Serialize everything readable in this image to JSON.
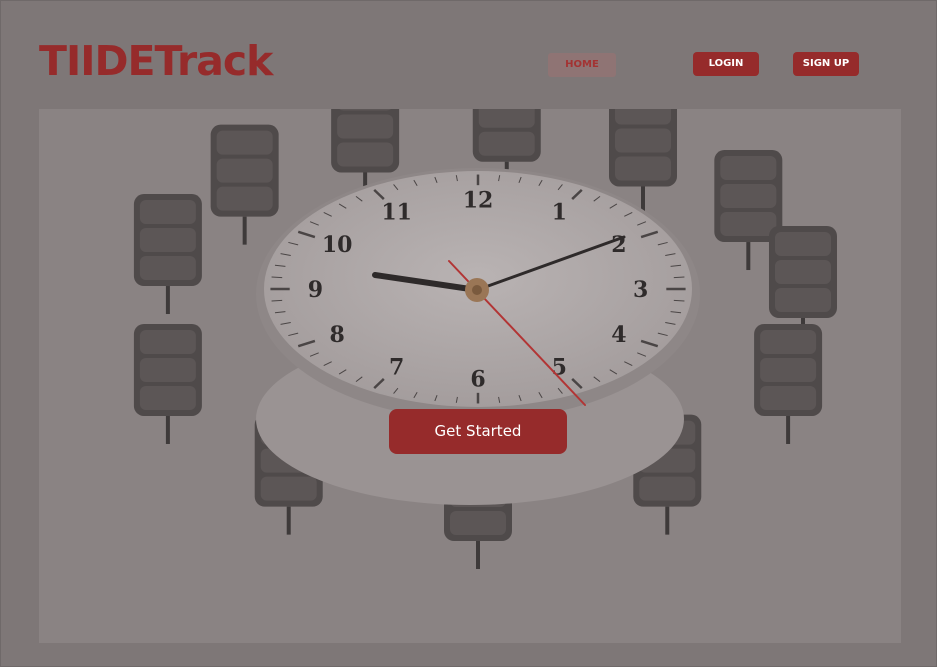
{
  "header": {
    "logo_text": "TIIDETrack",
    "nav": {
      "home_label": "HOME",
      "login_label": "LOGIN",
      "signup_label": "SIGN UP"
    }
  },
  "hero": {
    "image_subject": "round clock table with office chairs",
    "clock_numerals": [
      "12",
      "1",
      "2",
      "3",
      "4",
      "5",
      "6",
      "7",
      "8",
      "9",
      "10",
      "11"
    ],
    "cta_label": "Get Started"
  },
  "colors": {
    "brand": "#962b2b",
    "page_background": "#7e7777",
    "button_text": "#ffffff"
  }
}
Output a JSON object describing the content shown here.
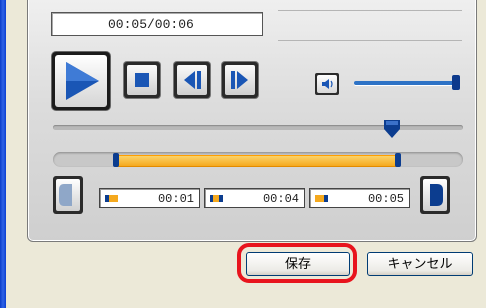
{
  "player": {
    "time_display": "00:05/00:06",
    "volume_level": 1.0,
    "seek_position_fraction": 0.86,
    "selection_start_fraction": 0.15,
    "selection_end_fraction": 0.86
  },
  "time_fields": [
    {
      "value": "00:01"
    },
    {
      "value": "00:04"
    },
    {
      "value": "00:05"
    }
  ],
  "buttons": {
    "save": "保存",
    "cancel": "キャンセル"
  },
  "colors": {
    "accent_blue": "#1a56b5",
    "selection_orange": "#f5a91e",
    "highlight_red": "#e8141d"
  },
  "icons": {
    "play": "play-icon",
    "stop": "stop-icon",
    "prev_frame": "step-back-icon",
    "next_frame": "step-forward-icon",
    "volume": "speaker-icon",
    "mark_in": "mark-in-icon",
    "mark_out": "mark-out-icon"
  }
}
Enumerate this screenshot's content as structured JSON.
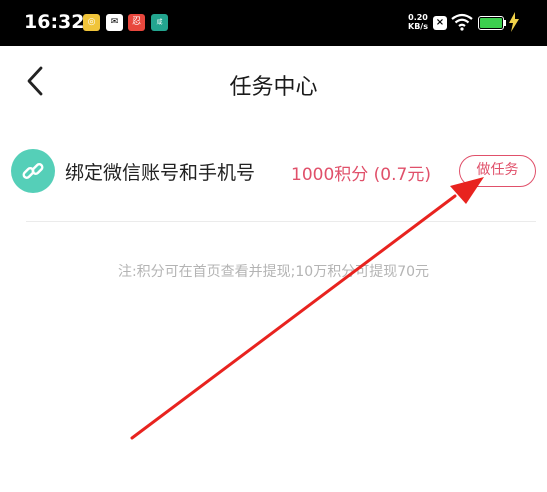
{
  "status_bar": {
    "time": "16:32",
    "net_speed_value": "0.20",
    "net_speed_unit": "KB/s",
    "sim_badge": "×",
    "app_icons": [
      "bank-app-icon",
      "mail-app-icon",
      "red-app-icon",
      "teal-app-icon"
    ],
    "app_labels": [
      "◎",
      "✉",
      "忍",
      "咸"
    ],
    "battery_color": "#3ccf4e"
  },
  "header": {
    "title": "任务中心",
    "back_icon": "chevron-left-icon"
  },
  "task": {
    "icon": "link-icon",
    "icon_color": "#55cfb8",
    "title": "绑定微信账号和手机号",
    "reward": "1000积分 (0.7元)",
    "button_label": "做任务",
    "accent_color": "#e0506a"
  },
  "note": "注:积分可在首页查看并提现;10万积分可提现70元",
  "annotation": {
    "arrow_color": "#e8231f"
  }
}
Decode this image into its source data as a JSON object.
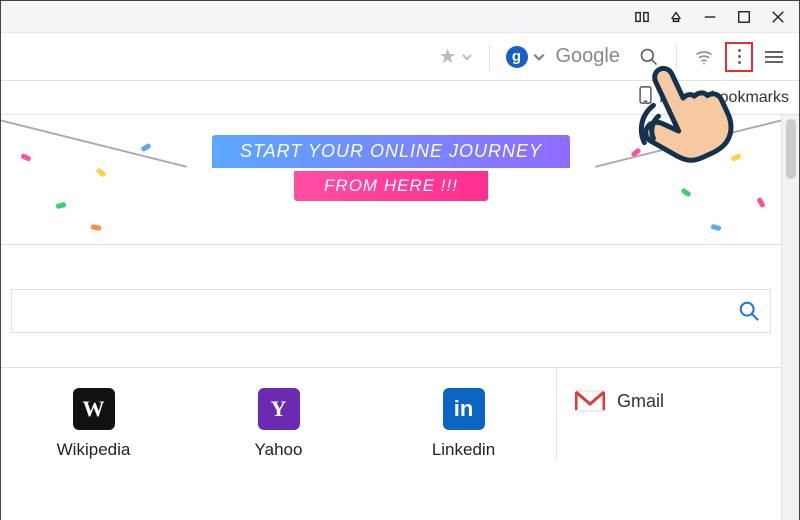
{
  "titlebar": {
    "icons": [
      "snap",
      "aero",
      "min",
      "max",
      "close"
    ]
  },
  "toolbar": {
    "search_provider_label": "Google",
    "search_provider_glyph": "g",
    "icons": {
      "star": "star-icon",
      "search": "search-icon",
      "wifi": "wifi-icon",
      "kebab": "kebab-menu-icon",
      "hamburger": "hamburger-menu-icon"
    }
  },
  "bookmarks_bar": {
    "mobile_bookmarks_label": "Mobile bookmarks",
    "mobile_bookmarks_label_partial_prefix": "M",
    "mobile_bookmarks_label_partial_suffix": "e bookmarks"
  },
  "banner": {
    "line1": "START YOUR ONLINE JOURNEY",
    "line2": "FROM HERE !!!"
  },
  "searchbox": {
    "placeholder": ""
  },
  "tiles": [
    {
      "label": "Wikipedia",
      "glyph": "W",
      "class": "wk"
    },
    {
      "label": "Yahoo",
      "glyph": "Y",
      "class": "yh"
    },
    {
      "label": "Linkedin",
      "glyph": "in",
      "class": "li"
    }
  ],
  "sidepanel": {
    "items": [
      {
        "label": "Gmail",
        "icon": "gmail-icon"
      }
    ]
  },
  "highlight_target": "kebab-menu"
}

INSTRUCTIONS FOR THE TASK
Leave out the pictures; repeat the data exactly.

EXERCISE SOLUTION
Serialize everything readable in this image to JSON.
{
  "header": {
    "logo_text": "TIIDETrack",
    "nav": {
      "home_label": "HOME",
      "login_label": "LOGIN",
      "signup_label": "SIGN UP"
    }
  },
  "hero": {
    "image_subject": "round clock table with office chairs",
    "clock_numerals": [
      "12",
      "1",
      "2",
      "3",
      "4",
      "5",
      "6",
      "7",
      "8",
      "9",
      "10",
      "11"
    ],
    "cta_label": "Get Started"
  },
  "colors": {
    "brand": "#962b2b",
    "page_background": "#7e7777",
    "button_text": "#ffffff"
  }
}
Output a JSON object describing the content shown here.
{
  "player": {
    "time_display": "00:05/00:06",
    "volume_level": 1.0,
    "seek_position_fraction": 0.86,
    "selection_start_fraction": 0.15,
    "selection_end_fraction": 0.86
  },
  "time_fields": [
    {
      "value": "00:01"
    },
    {
      "value": "00:04"
    },
    {
      "value": "00:05"
    }
  ],
  "buttons": {
    "save": "保存",
    "cancel": "キャンセル"
  },
  "colors": {
    "accent_blue": "#1a56b5",
    "selection_orange": "#f5a91e",
    "highlight_red": "#e8141d"
  },
  "icons": {
    "play": "play-icon",
    "stop": "stop-icon",
    "prev_frame": "step-back-icon",
    "next_frame": "step-forward-icon",
    "volume": "speaker-icon",
    "mark_in": "mark-in-icon",
    "mark_out": "mark-out-icon"
  }
}
Enumerate this screenshot's content as structured JSON.
{
  "status_bar": {
    "time": "16:32",
    "net_speed_value": "0.20",
    "net_speed_unit": "KB/s",
    "sim_badge": "×",
    "app_icons": [
      "bank-app-icon",
      "mail-app-icon",
      "red-app-icon",
      "teal-app-icon"
    ],
    "app_labels": [
      "◎",
      "✉",
      "忍",
      "咸"
    ],
    "battery_color": "#3ccf4e"
  },
  "header": {
    "title": "任务中心",
    "back_icon": "chevron-left-icon"
  },
  "task": {
    "icon": "link-icon",
    "icon_color": "#55cfb8",
    "title": "绑定微信账号和手机号",
    "reward": "1000积分 (0.7元)",
    "button_label": "做任务",
    "accent_color": "#e0506a"
  },
  "note": "注:积分可在首页查看并提现;10万积分可提现70元",
  "annotation": {
    "arrow_color": "#e8231f"
  }
}
Decode this image into its source data as a JSON object.
{
  "titlebar": {
    "icons": [
      "snap",
      "aero",
      "min",
      "max",
      "close"
    ]
  },
  "toolbar": {
    "search_provider_label": "Google",
    "search_provider_glyph": "g",
    "icons": {
      "star": "star-icon",
      "search": "search-icon",
      "wifi": "wifi-icon",
      "kebab": "kebab-menu-icon",
      "hamburger": "hamburger-menu-icon"
    }
  },
  "bookmarks_bar": {
    "mobile_bookmarks_label": "Mobile bookmarks",
    "mobile_bookmarks_label_partial_prefix": "M",
    "mobile_bookmarks_label_partial_suffix": "e bookmarks"
  },
  "banner": {
    "line1": "START YOUR ONLINE JOURNEY",
    "line2": "FROM HERE !!!"
  },
  "searchbox": {
    "placeholder": ""
  },
  "tiles": [
    {
      "label": "Wikipedia",
      "glyph": "W",
      "class": "wk"
    },
    {
      "label": "Yahoo",
      "glyph": "Y",
      "class": "yh"
    },
    {
      "label": "Linkedin",
      "glyph": "in",
      "class": "li"
    }
  ],
  "sidepanel": {
    "items": [
      {
        "label": "Gmail",
        "icon": "gmail-icon"
      }
    ]
  },
  "highlight_target": "kebab-menu"
}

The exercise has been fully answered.